Major Employment Changes Introduced in the Form of Three Workplace Bills

 

With an introduction of the “#MeToo” movement, the California Legislature further introduced new bills in favor of workers to take legal action against their employers. The legislature has also extended regulatory burden on the companies.

 

The lawmakers have passed the Assembly Bill 5, which will summarize Dynamex v. Superior Court[1], a debatable California Supreme Court decision that upended the existing legal standards applied in determining whether a worker is an employee or an independent contractor. Under Dynamex’s ABC test, a person providing any labor or services is presumed to be an employee rather than an independent contractor unless the hiring entity demonstrates that (a) the person is free from the control and direction of the hiring entity in connection with the performance of the work, (b) the person performs work that is outside the usual course of the hiring entity’s business, and (c) the person is customarily engaged in an independently established trade, occupation, or business.

 

After the Supreme Court’s decision, the ruling of Dynamex was only administered to Industrial Welfare Commission’s Wage Orders governing minimum wages, overtime, and meal and rest breaks. But the new bill AB 5 goes much further. If the bill becomes law, the ABC test would apply to both the Labor Code and the Unemployment Insurance Code. The bill also contains few occupational exemptions which include doctors, dentists, lawyers, engineers, accountants, architects, realtors, travel agents, graphic designers, human resources administrators, grant writers, marketers, fine artists, investment advisors and broker-dealers. The common law standard as stated in S.G. Borello & Sons, Inc. v. Department of Industrial Relations, 48 Cal.3d 341 (1989) would remain same on these occupations. [New Section 2750.3 (3)]. The common law tradition declares “[t]he principal test of an employment relationship is whether the person to whom service is rendered has the right to control the manner and means of accomplishing the result desired. . . .”

 

 

Another bill which has been sent to Governor S.G. Borello & Sons, Inc. v. Department of Industrial Relations is Assembly Bill 51 – A Ban on Mandatory Arbitration. The former Governor Jerry Brown had already rejected the attempts made by the California Legislature (AB 3080 and AB 465) so many times to prohibit arbitration as a condition of employment.

 

With effect to the same, Section 3 of the new bill added Section 432.6 to the Labor Code by superseding Section 432.4 of the Labor Code.
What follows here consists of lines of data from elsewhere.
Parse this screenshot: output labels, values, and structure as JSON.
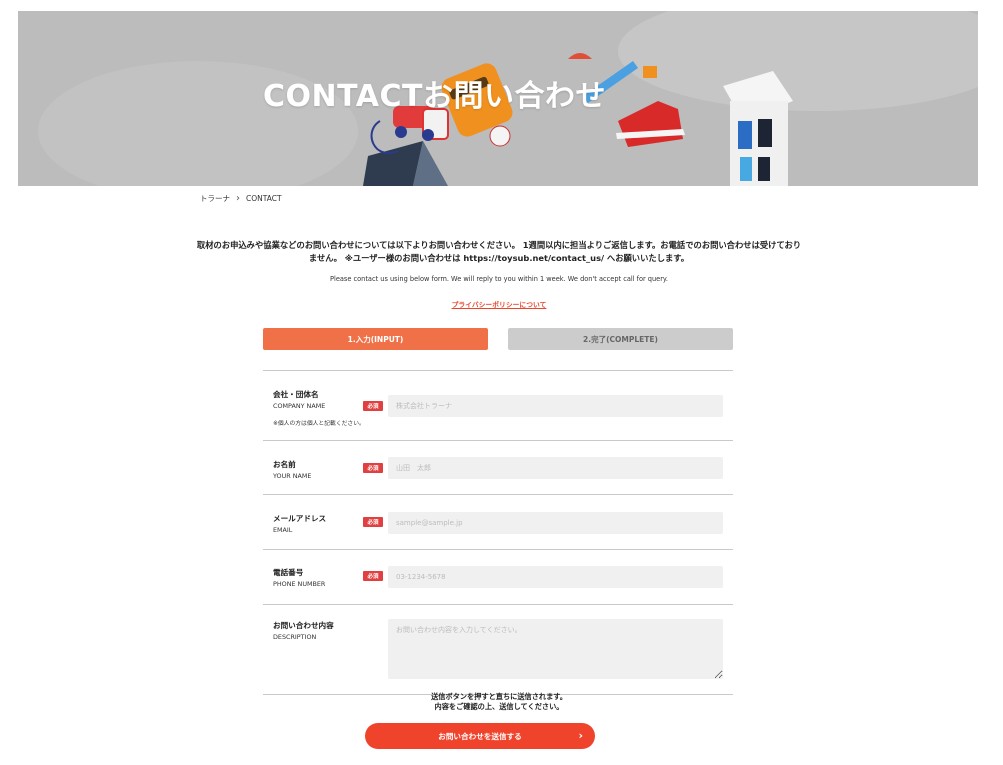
{
  "hero": {
    "title": "CONTACTお問い合わせ"
  },
  "breadcrumb": {
    "home": "トラーナ",
    "current": "CONTACT"
  },
  "intro": {
    "jp": "取材のお申込みや協業などのお問い合わせについては以下よりお問い合わせください。 1週間以内に担当よりご返信します。お電話でのお問い合わせは受けておりません。 ※ユーザー様のお問い合わせは https://toysub.net/contact_us/ へお願いいたします。",
    "en": "Please contact us using below form. We will reply to you within 1 week. We don't accept call for query.",
    "privacy_link": "プライバシーポリシーについて"
  },
  "steps": [
    {
      "label": "1.入力(INPUT)"
    },
    {
      "label": "2.完了(COMPLETE)"
    }
  ],
  "form": {
    "required_badge": "必須",
    "company": {
      "label_jp": "会社・団体名",
      "label_en": "COMPANY NAME",
      "note": "※個人の方は個人と記載ください。",
      "placeholder": "株式会社トラーナ",
      "value": ""
    },
    "name": {
      "label_jp": "お名前",
      "label_en": "YOUR NAME",
      "placeholder": "山田　太郎",
      "value": ""
    },
    "email": {
      "label_jp": "メールアドレス",
      "label_en": "EMAIL",
      "placeholder": "sample@sample.jp",
      "value": ""
    },
    "phone": {
      "label_jp": "電話番号",
      "label_en": "PHONE NUMBER",
      "placeholder": "03-1234-5678",
      "value": ""
    },
    "description": {
      "label_jp": "お問い合わせ内容",
      "label_en": "DESCRIPTION",
      "placeholder": "お問い合わせ内容を入力してください。",
      "value": ""
    }
  },
  "submit": {
    "note_line1": "送信ボタンを押すと直ちに送信されます。",
    "note_line2": "内容をご確認の上、送信してください。",
    "label": "お問い合わせを送信する"
  },
  "colors": {
    "accent": "#f07148",
    "submit": "#f0432c",
    "required": "#e14040",
    "step_inactive": "#cccccc",
    "field_bg": "#f0f0f0"
  }
}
The bill prohibits the use of arbitration as a condition of employment. It also makes it a criminal misdemeanor against the employers or businesses who waive employee’s right to take legal action against them for violations of the California Fair Employment and Housing Act (“FEHA”). Also, employers are prohibited to retaliate against employee to refuse to arbitrate. The new bill does not affect arbitration agreements executed before January 1, 2020. [New Section 432.6 (g)]

 

Another bill to be presented is Assembly Bill 9 – wherein, time to file a claim under the Department of Fair Employment and Housing (DFEH) extends from one to three years. Under the FEHA, an individual can file a case against employer with the Department of Fair Employment and Housing within one year from the date upon which the last unlawful practice occurred. The unlawful practice here means discrimination or harassment of employees based on race, sex, age, physical or mental disability, medical condition, sexual orientation, veteran status, and other protected characteristics. (Cal. Gov. Code, § 12940)

 

This deadline extends in the proposed AB 9 to file an allegation of unlawful workplace harassment, discrimination, or civil rights-related retaliation with the DFEH from one year to three years. It will also impose a statute of limitations period that is six-times the length of the federal standard and three-times the length of the current state standard. [Cal. Gov. Code, § 12965 (d)]

 

[1](2014) 179 Cal.Rptr.3d 69.



Leave a Reply